Since bursting onto the scene six years ago, this young ensemble has been making a name for itself as one of the hottest quartets around -- and at its Corcoran Gallery performance, it showed why.
The program opened with the first of Mendelssohn's string quartets, Op. 44, No. 1, in D. It's a light work that critics love to dismiss. Sure, the drama gets a little high sometimes, the gestures a little too sweeping, but there's so much pure pleasure in it that you forgive the indulgences and yearn for more. The Daedalus gave it a heady reading: The Allegro exploded out of the gate, the Menuetto ached with bittersweet longing, and the Presto con brio -- well, refer back to those "rockets of blistering virtuosity."
While Mendelssohn sweeps you off your feet, Bela Bartok would rather just pull the rug out from under you -- and then hit you with it. His Quartet No. 3 is a wild and unfettered masterpiece, a storm of ear-bending sonorities and inventive, edgy rhythms.
The Daedalus dove into it with fearless abandon -- the music rang gloriously, and the audience emerged wowed and grateful.

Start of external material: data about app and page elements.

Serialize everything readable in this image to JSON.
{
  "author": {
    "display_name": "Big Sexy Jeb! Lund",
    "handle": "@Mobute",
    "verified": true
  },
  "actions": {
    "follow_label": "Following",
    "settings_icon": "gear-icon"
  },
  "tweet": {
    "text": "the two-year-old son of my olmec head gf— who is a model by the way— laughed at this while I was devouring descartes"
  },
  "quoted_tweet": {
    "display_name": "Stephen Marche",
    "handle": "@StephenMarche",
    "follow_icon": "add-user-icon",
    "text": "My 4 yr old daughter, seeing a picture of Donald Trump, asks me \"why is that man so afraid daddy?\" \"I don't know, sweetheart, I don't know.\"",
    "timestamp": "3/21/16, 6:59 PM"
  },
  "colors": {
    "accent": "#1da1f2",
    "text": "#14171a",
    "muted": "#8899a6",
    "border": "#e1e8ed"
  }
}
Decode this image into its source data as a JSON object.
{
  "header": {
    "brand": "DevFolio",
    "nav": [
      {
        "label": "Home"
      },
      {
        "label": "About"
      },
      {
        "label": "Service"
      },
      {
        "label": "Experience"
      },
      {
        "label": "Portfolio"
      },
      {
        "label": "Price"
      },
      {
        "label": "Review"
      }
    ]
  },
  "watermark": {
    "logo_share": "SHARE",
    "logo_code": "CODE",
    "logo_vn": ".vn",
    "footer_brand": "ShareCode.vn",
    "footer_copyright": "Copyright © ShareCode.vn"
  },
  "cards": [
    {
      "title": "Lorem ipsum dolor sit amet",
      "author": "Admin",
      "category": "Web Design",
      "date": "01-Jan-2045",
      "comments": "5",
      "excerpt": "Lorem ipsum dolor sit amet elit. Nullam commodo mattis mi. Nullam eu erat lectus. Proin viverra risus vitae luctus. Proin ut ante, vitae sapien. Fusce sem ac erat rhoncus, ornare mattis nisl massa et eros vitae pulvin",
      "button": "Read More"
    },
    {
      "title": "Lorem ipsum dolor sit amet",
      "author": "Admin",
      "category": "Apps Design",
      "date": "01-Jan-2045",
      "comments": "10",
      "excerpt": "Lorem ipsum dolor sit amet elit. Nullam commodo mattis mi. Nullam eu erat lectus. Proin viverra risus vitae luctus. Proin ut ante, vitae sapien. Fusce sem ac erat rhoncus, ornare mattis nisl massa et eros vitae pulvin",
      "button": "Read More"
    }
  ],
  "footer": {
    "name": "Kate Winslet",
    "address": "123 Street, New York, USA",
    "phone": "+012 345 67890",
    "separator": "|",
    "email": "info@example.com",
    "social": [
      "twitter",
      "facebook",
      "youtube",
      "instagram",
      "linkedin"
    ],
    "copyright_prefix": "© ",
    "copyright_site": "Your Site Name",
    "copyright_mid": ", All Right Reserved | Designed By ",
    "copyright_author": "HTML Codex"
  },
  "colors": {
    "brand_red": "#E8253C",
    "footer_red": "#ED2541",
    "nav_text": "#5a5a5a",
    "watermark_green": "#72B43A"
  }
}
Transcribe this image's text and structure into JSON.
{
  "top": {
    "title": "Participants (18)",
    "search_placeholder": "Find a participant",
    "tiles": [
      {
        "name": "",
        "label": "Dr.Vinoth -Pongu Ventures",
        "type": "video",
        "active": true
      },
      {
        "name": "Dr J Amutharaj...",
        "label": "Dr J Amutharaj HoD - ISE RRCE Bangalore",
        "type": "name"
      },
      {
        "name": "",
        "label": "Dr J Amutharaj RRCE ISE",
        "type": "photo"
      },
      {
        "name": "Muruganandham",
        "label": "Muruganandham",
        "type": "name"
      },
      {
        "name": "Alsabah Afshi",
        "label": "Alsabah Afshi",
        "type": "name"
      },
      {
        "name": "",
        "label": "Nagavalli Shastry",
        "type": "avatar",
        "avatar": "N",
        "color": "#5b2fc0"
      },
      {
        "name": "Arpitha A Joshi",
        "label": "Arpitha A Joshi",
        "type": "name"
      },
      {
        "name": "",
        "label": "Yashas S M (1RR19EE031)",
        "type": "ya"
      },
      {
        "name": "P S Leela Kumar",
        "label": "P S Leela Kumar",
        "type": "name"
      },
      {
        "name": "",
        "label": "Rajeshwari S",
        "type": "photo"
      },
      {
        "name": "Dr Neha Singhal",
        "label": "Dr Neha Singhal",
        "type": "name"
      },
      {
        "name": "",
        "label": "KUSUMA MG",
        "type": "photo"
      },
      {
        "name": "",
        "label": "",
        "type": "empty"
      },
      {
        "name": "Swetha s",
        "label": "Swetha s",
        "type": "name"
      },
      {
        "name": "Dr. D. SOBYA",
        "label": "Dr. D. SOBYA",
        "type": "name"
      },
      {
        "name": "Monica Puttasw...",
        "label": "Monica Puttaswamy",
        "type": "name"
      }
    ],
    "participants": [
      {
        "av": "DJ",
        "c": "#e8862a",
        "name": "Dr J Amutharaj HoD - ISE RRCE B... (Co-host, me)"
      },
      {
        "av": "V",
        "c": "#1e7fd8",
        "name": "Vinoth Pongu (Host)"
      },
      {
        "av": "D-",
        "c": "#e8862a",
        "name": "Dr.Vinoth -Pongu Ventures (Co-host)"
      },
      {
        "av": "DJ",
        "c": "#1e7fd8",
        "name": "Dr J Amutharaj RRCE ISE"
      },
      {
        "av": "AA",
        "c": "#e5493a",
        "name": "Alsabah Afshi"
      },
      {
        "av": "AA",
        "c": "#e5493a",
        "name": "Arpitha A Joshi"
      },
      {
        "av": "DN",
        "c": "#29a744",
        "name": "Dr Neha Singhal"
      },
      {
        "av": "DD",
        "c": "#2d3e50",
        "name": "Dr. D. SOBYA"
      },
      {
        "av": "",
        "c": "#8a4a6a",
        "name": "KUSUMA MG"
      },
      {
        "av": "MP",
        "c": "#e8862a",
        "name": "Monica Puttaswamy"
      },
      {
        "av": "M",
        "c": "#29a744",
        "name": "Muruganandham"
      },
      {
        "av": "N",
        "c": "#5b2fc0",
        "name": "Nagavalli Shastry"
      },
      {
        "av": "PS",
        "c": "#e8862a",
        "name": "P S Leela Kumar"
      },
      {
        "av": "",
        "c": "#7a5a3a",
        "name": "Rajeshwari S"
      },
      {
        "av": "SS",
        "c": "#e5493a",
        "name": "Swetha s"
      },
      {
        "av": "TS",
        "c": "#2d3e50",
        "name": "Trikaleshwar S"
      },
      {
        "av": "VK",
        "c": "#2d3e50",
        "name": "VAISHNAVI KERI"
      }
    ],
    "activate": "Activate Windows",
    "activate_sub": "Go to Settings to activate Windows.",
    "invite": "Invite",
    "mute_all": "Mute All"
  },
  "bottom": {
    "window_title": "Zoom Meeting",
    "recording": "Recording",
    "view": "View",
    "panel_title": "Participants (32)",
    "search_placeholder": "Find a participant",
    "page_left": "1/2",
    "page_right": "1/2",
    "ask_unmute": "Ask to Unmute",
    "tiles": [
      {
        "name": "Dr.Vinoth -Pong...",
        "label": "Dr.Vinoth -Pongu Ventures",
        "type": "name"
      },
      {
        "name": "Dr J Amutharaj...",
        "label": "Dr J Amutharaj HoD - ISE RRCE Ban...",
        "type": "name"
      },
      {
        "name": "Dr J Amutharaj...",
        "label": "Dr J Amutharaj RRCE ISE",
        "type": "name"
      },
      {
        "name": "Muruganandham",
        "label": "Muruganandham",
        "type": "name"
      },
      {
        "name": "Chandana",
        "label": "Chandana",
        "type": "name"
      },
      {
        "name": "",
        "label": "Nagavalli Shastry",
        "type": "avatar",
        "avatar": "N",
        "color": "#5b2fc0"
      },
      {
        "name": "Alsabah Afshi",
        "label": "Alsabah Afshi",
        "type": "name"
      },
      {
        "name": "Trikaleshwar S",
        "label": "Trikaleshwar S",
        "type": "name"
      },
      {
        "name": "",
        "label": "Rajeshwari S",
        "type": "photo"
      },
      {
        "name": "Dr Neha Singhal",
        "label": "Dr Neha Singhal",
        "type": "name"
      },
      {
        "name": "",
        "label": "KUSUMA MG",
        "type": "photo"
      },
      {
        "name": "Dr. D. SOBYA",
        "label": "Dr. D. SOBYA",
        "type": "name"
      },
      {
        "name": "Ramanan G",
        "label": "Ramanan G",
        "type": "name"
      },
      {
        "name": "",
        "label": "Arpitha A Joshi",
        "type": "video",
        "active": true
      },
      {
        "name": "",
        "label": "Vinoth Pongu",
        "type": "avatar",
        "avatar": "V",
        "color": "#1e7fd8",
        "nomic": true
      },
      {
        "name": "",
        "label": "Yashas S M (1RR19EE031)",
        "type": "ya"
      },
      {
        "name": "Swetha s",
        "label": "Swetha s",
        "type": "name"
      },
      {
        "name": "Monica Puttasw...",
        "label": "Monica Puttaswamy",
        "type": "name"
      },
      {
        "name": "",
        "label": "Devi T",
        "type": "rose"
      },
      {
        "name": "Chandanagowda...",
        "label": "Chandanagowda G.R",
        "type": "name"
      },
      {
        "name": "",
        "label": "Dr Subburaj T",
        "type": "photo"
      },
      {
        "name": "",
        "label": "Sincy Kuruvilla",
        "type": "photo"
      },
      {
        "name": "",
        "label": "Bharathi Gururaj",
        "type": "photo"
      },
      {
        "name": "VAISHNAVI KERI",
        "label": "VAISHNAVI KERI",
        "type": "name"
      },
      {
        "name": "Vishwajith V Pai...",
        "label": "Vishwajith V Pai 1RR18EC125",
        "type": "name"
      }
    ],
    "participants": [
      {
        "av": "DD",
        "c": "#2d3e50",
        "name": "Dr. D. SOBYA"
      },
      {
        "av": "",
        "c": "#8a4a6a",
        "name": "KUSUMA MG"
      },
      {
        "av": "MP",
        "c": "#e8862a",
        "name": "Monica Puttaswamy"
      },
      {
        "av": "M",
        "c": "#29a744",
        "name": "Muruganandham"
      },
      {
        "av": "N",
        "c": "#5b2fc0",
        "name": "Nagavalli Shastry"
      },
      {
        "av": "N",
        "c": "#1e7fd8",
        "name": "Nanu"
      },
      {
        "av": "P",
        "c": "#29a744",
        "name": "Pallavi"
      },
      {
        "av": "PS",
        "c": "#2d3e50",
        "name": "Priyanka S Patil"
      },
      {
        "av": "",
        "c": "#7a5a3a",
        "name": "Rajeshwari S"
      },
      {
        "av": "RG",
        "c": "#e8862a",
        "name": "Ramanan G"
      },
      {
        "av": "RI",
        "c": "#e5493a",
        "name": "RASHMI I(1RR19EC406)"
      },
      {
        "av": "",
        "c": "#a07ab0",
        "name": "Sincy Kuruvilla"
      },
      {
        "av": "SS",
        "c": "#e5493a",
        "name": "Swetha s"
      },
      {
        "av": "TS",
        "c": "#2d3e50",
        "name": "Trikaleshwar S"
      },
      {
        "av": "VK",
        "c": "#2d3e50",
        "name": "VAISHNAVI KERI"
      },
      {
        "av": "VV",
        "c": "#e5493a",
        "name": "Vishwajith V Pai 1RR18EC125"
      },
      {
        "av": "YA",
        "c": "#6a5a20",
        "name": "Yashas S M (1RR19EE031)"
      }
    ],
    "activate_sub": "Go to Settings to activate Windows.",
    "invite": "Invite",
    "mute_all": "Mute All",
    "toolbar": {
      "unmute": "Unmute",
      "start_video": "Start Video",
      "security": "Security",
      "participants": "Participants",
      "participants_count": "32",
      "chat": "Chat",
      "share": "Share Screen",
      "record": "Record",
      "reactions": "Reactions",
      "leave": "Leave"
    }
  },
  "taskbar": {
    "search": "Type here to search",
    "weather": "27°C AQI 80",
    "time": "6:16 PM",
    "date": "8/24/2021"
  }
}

But that was mere prelude to Mozart's String Quintet in E-flat, K. 614, which the Daedalus (joined by Roger Tapping on viola) gave a full-blooded, magnificent reading -- one so hot you could almost smell wax in the air.
-- Stephen Brookes
"Sacred Kaleidoscope" was an apt title for the program that Frank Albinder and his 17-voice Woodley Ensemble brought Saturday to St. Peter's Church on Capitol Hill. The five featured composers (from Canada, New Zealand, Indonesia, Sweden and Estonia) explore colors, rhythms and textures in very different ways, and their superposition was in fact kaleidoscopic in its effect.
There were three knockouts among Albinder's choices for his D.C.-based group. Christopher Marshall's five-part "O Fragile Human," written over the course of the last three years on texts drawn from Saint John of the Cross, the medieval composer Hildegard of Bingen and several contemporary poets, draws on a remarkably rich palette of colors and textures and handles them with astonishing restraint and delicacy. Even with the four vocal lines going their individual and busy ways, textures were transparent and balanced. Some of this is due to Marshall's sensitivity, but a lot was thanks to an ensemble that can produce sounds both rich and gloriously focused, that can field fine soloists but also a blend to die for, and that can move seamlessly from a brilliant fortissimo to an equally brilliant pianissimo almost instantaneously.
Daud Kosasih's 2003 "Haleluyah! Puji Tuhan" was a study in intricate rhythms in constantly evolving patterns that built from quiet serenity to ecstasy, and Arvo Part's stunning ". . . which was the son of . . .," a chantlike setting of the "begats" running back 75 generations from Jesus to Adam and then to God, built up tremendous tension in a context of almost surreal tranquillity.